**DATA FOR REVIEW:**
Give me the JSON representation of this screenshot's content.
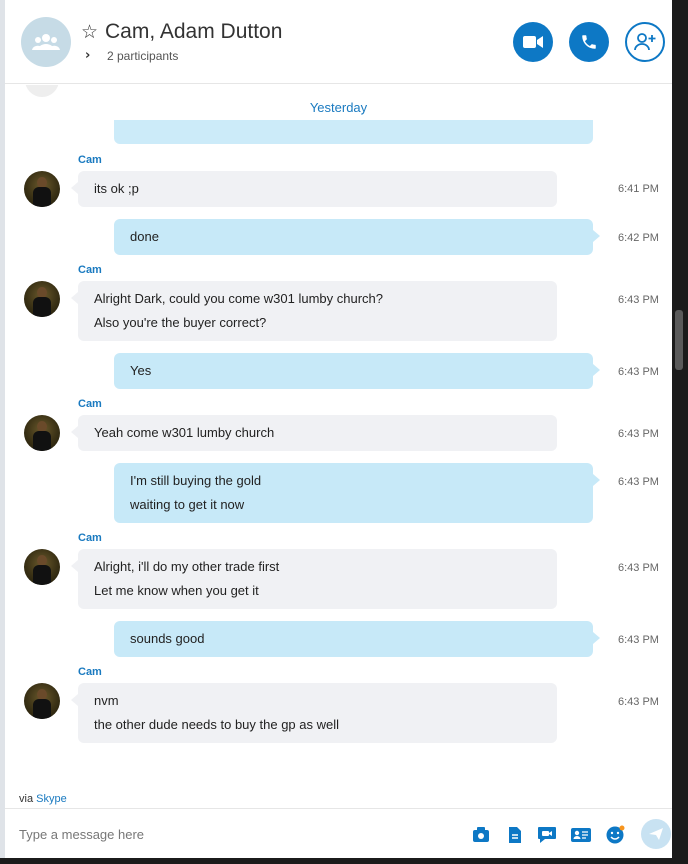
{
  "header": {
    "title": "Cam, Adam Dutton",
    "participants": "2 participants"
  },
  "conversation": {
    "date_separator": "Yesterday",
    "messages": [
      {
        "sender": "Cam",
        "lines": [
          "its ok ;p"
        ],
        "time": "6:41 PM"
      },
      {
        "lines": [
          "done"
        ],
        "time": "6:42 PM"
      },
      {
        "sender": "Cam",
        "lines": [
          "Alright Dark, could you come w301 lumby church?",
          "Also you're the buyer correct?"
        ],
        "time": "6:43 PM"
      },
      {
        "lines": [
          "Yes"
        ],
        "time": "6:43 PM"
      },
      {
        "sender": "Cam",
        "lines": [
          "Yeah come w301 lumby church"
        ],
        "time": "6:43 PM"
      },
      {
        "lines": [
          "I'm still buying the gold",
          "waiting to get it now"
        ],
        "time": "6:43 PM"
      },
      {
        "sender": "Cam",
        "lines": [
          "Alright, i'll do my other trade first",
          "Let me know when you get it"
        ],
        "time": "6:43 PM"
      },
      {
        "lines": [
          "sounds good"
        ],
        "time": "6:43 PM"
      },
      {
        "sender": "Cam",
        "lines": [
          "nvm",
          "the other dude needs to buy the gp as well"
        ],
        "time": "6:43 PM"
      }
    ]
  },
  "footer": {
    "via_prefix": "via",
    "via_link": "Skype",
    "composer_placeholder": "Type a message here"
  },
  "colors": {
    "accent": "#0d78c5",
    "outgoing_bubble": "#c7e9f8",
    "incoming_bubble": "#f0f1f4",
    "link": "#1a7ac0"
  }
}
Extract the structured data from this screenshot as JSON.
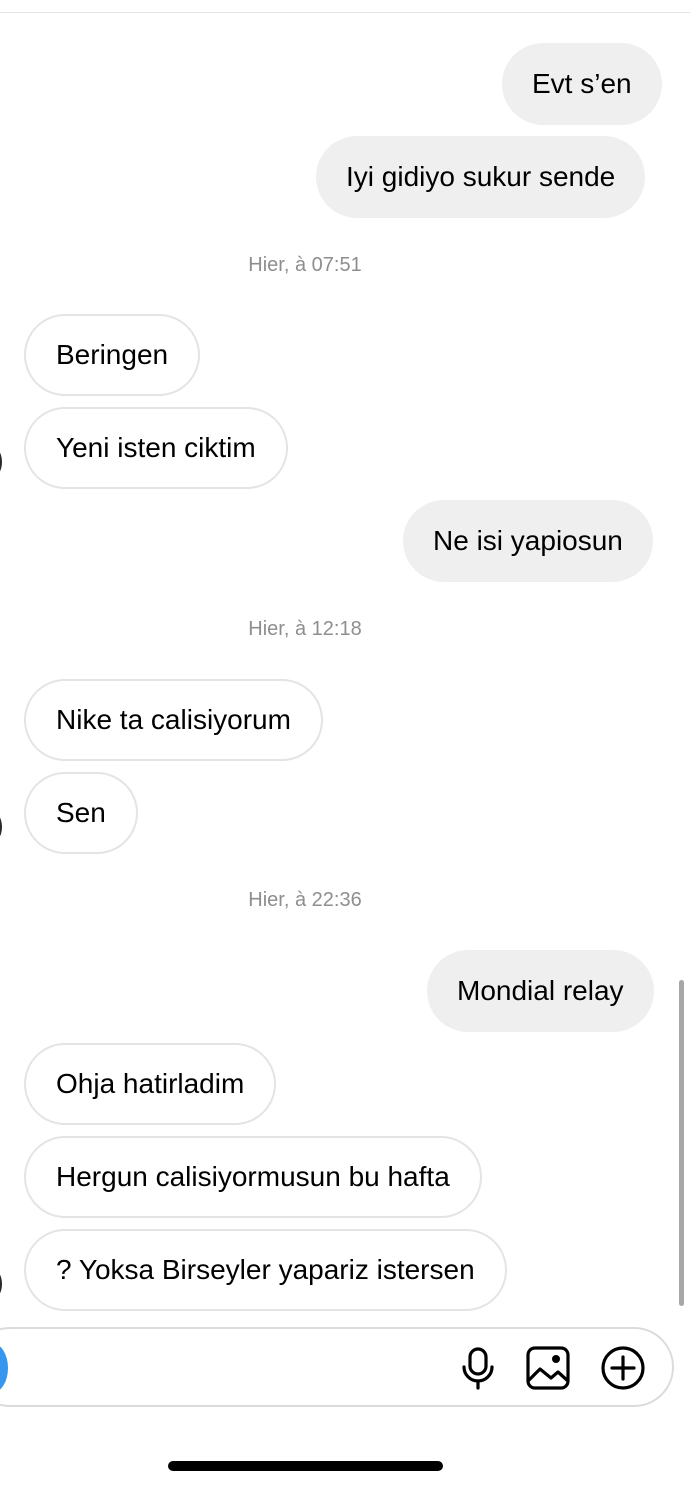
{
  "thread": {
    "messages": [
      {
        "text": "Evt s’en",
        "direction": "outgoing"
      },
      {
        "text": "Iyi gidiyo sukur sende",
        "direction": "outgoing"
      },
      {
        "text": "Beringen",
        "direction": "incoming"
      },
      {
        "text": "Yeni isten ciktim",
        "direction": "incoming"
      },
      {
        "text": "Ne isi yapiosun",
        "direction": "outgoing"
      },
      {
        "text": "Nike ta calisiyorum",
        "direction": "incoming"
      },
      {
        "text": "Sen",
        "direction": "incoming"
      },
      {
        "text": "Mondial relay",
        "direction": "outgoing"
      },
      {
        "text": "Ohja hatirladim",
        "direction": "incoming"
      },
      {
        "text": "Hergun calisiyormusun bu hafta",
        "direction": "incoming"
      },
      {
        "text": "? Yoksa Birseyler yapariz istersen",
        "direction": "incoming"
      }
    ],
    "timestamps": [
      "Hier, à 07:51",
      "Hier, à 12:18",
      "Hier, à 22:36"
    ]
  },
  "composer": {
    "icons": [
      "camera-icon",
      "microphone-icon",
      "gallery-icon",
      "plus-circle-icon"
    ]
  },
  "colors": {
    "outgoing_bubble": "#efefef",
    "incoming_border": "#e4e4e4",
    "timestamp_text": "#8e8e8e",
    "accent_blue": "#3797f0"
  }
}
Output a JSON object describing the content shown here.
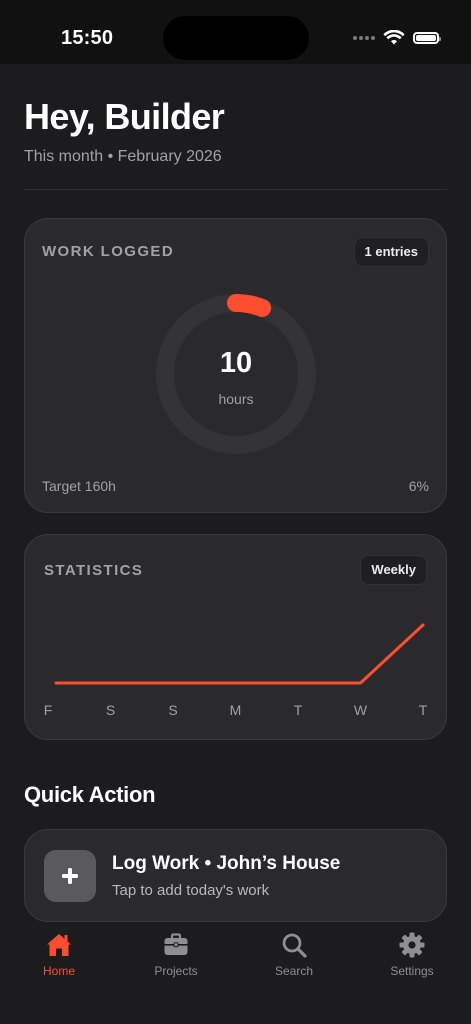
{
  "status_bar": {
    "time": "15:50"
  },
  "header": {
    "greeting": "Hey, Builder",
    "subtitle": "This month • February 2026"
  },
  "work_card": {
    "title": "WORK LOGGED",
    "entries_badge": "1 entries",
    "hours_value": "10",
    "hours_unit": "hours",
    "target_label": "Target 160h",
    "percent_label": "6%",
    "progress_fraction": 0.06,
    "accent_color": "#ff4d30"
  },
  "stats_card": {
    "title": "STATISTICS",
    "period_badge": "Weekly"
  },
  "chart_data": {
    "type": "line",
    "categories": [
      "F",
      "S",
      "S",
      "M",
      "T",
      "W",
      "T"
    ],
    "series": [
      {
        "values": [
          0,
          0,
          0,
          0,
          0,
          0,
          10
        ]
      }
    ],
    "title": "",
    "xlabel": "",
    "ylabel": "",
    "ylim": [
      0,
      10
    ],
    "grid": false,
    "color": "#ff4d30"
  },
  "quick_action": {
    "section_title": "Quick Action",
    "title": "Log Work • John’s House",
    "subtitle": "Tap to add today's work",
    "icon": "plus-icon"
  },
  "tab_bar": {
    "items": [
      {
        "label": "Home",
        "icon": "home-icon",
        "active": true
      },
      {
        "label": "Projects",
        "icon": "briefcase-icon",
        "active": false
      },
      {
        "label": "Search",
        "icon": "search-icon",
        "active": false
      },
      {
        "label": "Settings",
        "icon": "gear-icon",
        "active": false
      }
    ]
  }
}
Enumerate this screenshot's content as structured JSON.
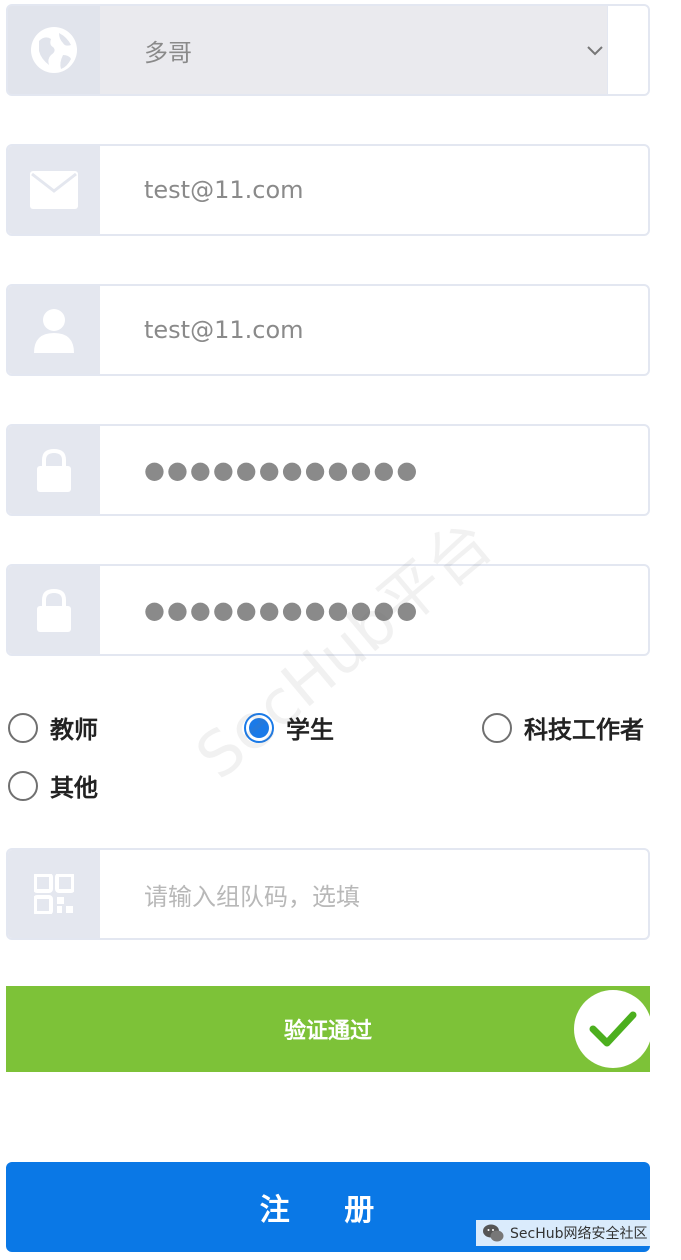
{
  "form": {
    "region": {
      "value": "多哥",
      "icon": "globe-icon"
    },
    "email": {
      "value": "test@11.com",
      "icon": "mail-icon"
    },
    "username": {
      "value": "test@11.com",
      "icon": "user-icon"
    },
    "password": {
      "value": "●●●●●●●●●●●●",
      "icon": "lock-icon"
    },
    "password_confirm": {
      "value": "●●●●●●●●●●●●",
      "icon": "lock-icon"
    },
    "roles": [
      {
        "label": "教师",
        "selected": false
      },
      {
        "label": "学生",
        "selected": true
      },
      {
        "label": "科技工作者",
        "selected": false
      },
      {
        "label": "其他",
        "selected": false
      }
    ],
    "team_code": {
      "placeholder": "请输入组队码，选填",
      "icon": "qrcode-icon"
    },
    "verify": {
      "label": "验证通过",
      "icon": "check-icon"
    },
    "register_label": "注 册"
  },
  "watermark": "SecHub平台",
  "credit": "SecHub网络安全社区",
  "colors": {
    "icon_bg": "#e4e7ef",
    "verify_green": "#7dc238",
    "register_blue": "#0a78e6",
    "radio_blue": "#1a7ae8"
  }
}
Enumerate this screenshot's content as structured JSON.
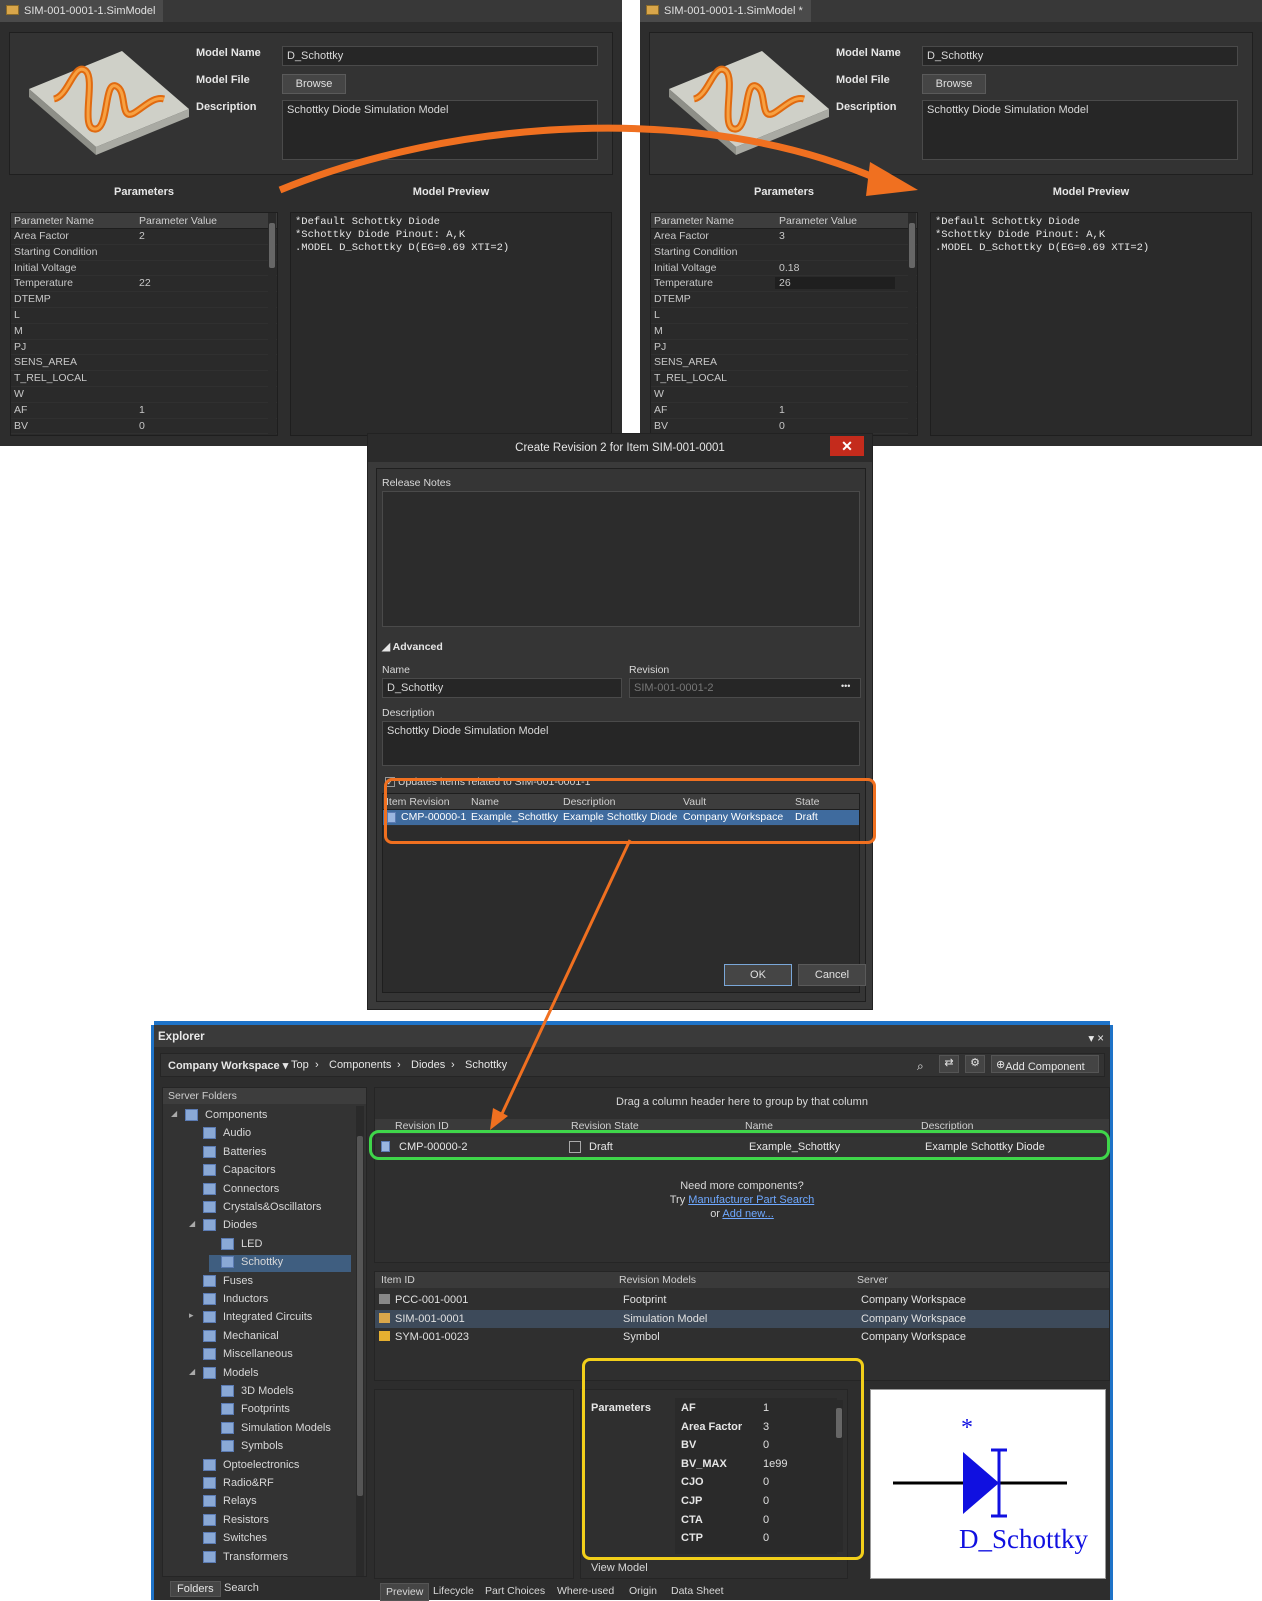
{
  "left_panel": {
    "tab_title": "SIM-001-0001-1.SimModel",
    "model_name_label": "Model Name",
    "model_name_value": "D_Schottky",
    "model_file_label": "Model File",
    "browse_label": "Browse",
    "description_label": "Description",
    "description_value": "Schottky Diode Simulation Model",
    "parameters_header": "Parameters",
    "preview_header": "Model Preview",
    "col_name": "Parameter Name",
    "col_value": "Parameter Value",
    "rows": [
      [
        "Area Factor",
        "2"
      ],
      [
        "Starting Condition",
        ""
      ],
      [
        "Initial Voltage",
        ""
      ],
      [
        "Temperature",
        "22"
      ],
      [
        "DTEMP",
        ""
      ],
      [
        "L",
        ""
      ],
      [
        "M",
        ""
      ],
      [
        "PJ",
        ""
      ],
      [
        "SENS_AREA",
        ""
      ],
      [
        "T_REL_LOCAL",
        ""
      ],
      [
        "W",
        ""
      ],
      [
        "AF",
        "1"
      ],
      [
        "BV",
        "0"
      ]
    ],
    "preview_text": "*Default Schottky Diode\n*Schottky Diode Pinout: A,K\n.MODEL D_Schottky D(EG=0.69 XTI=2)"
  },
  "right_panel": {
    "tab_title": "SIM-001-0001-1.SimModel *",
    "model_name_label": "Model Name",
    "model_name_value": "D_Schottky",
    "model_file_label": "Model File",
    "browse_label": "Browse",
    "description_label": "Description",
    "description_value": "Schottky Diode Simulation Model",
    "parameters_header": "Parameters",
    "preview_header": "Model Preview",
    "col_name": "Parameter Name",
    "col_value": "Parameter Value",
    "rows": [
      [
        "Area Factor",
        "3"
      ],
      [
        "Starting Condition",
        ""
      ],
      [
        "Initial Voltage",
        "0.18"
      ],
      [
        "Temperature",
        "26"
      ],
      [
        "DTEMP",
        ""
      ],
      [
        "L",
        ""
      ],
      [
        "M",
        ""
      ],
      [
        "PJ",
        ""
      ],
      [
        "SENS_AREA",
        ""
      ],
      [
        "T_REL_LOCAL",
        ""
      ],
      [
        "W",
        ""
      ],
      [
        "AF",
        "1"
      ],
      [
        "BV",
        "0"
      ]
    ],
    "preview_text": "*Default Schottky Diode\n*Schottky Diode Pinout: A,K\n.MODEL D_Schottky D(EG=0.69 XTI=2)"
  },
  "dialog": {
    "title": "Create Revision 2 for Item SIM-001-0001",
    "close": "✕",
    "release_notes_label": "Release Notes",
    "advanced_label": "Advanced",
    "name_label": "Name",
    "name_value": "D_Schottky",
    "revision_label": "Revision",
    "revision_value": "SIM-001-0001-2",
    "revision_more": "•••",
    "description_label": "Description",
    "description_value": "Schottky Diode Simulation Model",
    "updates_label": "Updates items related to SIM-001-0001-1",
    "columns": [
      "Item Revision",
      "Name",
      "Description",
      "Vault",
      "State"
    ],
    "row": [
      "CMP-00000-1",
      "Example_Schottky",
      "Example Schottky Diode",
      "Company Workspace",
      "Draft"
    ],
    "ok": "OK",
    "cancel": "Cancel"
  },
  "explorer": {
    "title": "Explorer",
    "window_controls": "▾ ×",
    "workspace": "Company Workspace ▾",
    "crumbs": [
      "Top",
      "Components",
      "Diodes",
      "Schottky"
    ],
    "add_component": "Add Component",
    "server_folders": "Server Folders",
    "tree": [
      {
        "label": "Components",
        "level": 0
      },
      {
        "label": "Audio",
        "level": 1
      },
      {
        "label": "Batteries",
        "level": 1
      },
      {
        "label": "Capacitors",
        "level": 1
      },
      {
        "label": "Connectors",
        "level": 1
      },
      {
        "label": "Crystals&Oscillators",
        "level": 1
      },
      {
        "label": "Diodes",
        "level": 1
      },
      {
        "label": "LED",
        "level": 2
      },
      {
        "label": "Schottky",
        "level": 2
      },
      {
        "label": "Fuses",
        "level": 1
      },
      {
        "label": "Inductors",
        "level": 1
      },
      {
        "label": "Integrated Circuits",
        "level": 1
      },
      {
        "label": "Mechanical",
        "level": 1
      },
      {
        "label": "Miscellaneous",
        "level": 1
      },
      {
        "label": "Models",
        "level": 1
      },
      {
        "label": "3D Models",
        "level": 2
      },
      {
        "label": "Footprints",
        "level": 2
      },
      {
        "label": "Simulation Models",
        "level": 2
      },
      {
        "label": "Symbols",
        "level": 2
      },
      {
        "label": "Optoelectronics",
        "level": 1
      },
      {
        "label": "Radio&RF",
        "level": 1
      },
      {
        "label": "Relays",
        "level": 1
      },
      {
        "label": "Resistors",
        "level": 1
      },
      {
        "label": "Switches",
        "level": 1
      },
      {
        "label": "Transformers",
        "level": 1
      }
    ],
    "folders_tab": "Folders",
    "search_tab": "Search",
    "group_hint": "Drag a column header here to group by that column",
    "rev_columns": [
      "Revision ID",
      "Revision State",
      "Name",
      "Description"
    ],
    "rev_row": [
      "CMP-00000-2",
      "Draft",
      "Example_Schottky",
      "Example Schottky Diode"
    ],
    "need_more": "Need more components?",
    "try_text": "Try",
    "mps_link": "Manufacturer Part Search",
    "or_text": "or",
    "add_new": "Add new...",
    "model_columns": [
      "Item ID",
      "Revision Models",
      "Server"
    ],
    "model_rows": [
      [
        "PCC-001-0001",
        "Footprint",
        "Company Workspace"
      ],
      [
        "SIM-001-0001",
        "Simulation Model",
        "Company Workspace"
      ],
      [
        "SYM-001-0023",
        "Symbol",
        "Company Workspace"
      ]
    ],
    "params_label": "Parameters",
    "params": [
      [
        "AF",
        "1"
      ],
      [
        "Area Factor",
        "3"
      ],
      [
        "BV",
        "0"
      ],
      [
        "BV_MAX",
        "1e99"
      ],
      [
        "CJO",
        "0"
      ],
      [
        "CJP",
        "0"
      ],
      [
        "CTA",
        "0"
      ],
      [
        "CTP",
        "0"
      ]
    ],
    "view_model": "View Model",
    "symbol_label": "D_Schottky",
    "symbol_star": "*",
    "bottom_tabs": [
      "Preview",
      "Lifecycle",
      "Part Choices",
      "Where-used",
      "Origin",
      "Data Sheet"
    ]
  },
  "colors": {
    "orange": "#f07020",
    "green": "#3fd64a",
    "yellow": "#f2cf1a",
    "selection": "#3f6b9e",
    "accent": "#1e73c8"
  }
}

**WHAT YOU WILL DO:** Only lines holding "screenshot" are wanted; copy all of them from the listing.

**RESPONSE TO THIS TASK:**
Give me the JSON representation of this screenshot's content.
Extract the structured data from this screenshot as JSON.
Enumerate this screenshot's content as structured JSON.
Enumerate this screenshot's content as structured JSON.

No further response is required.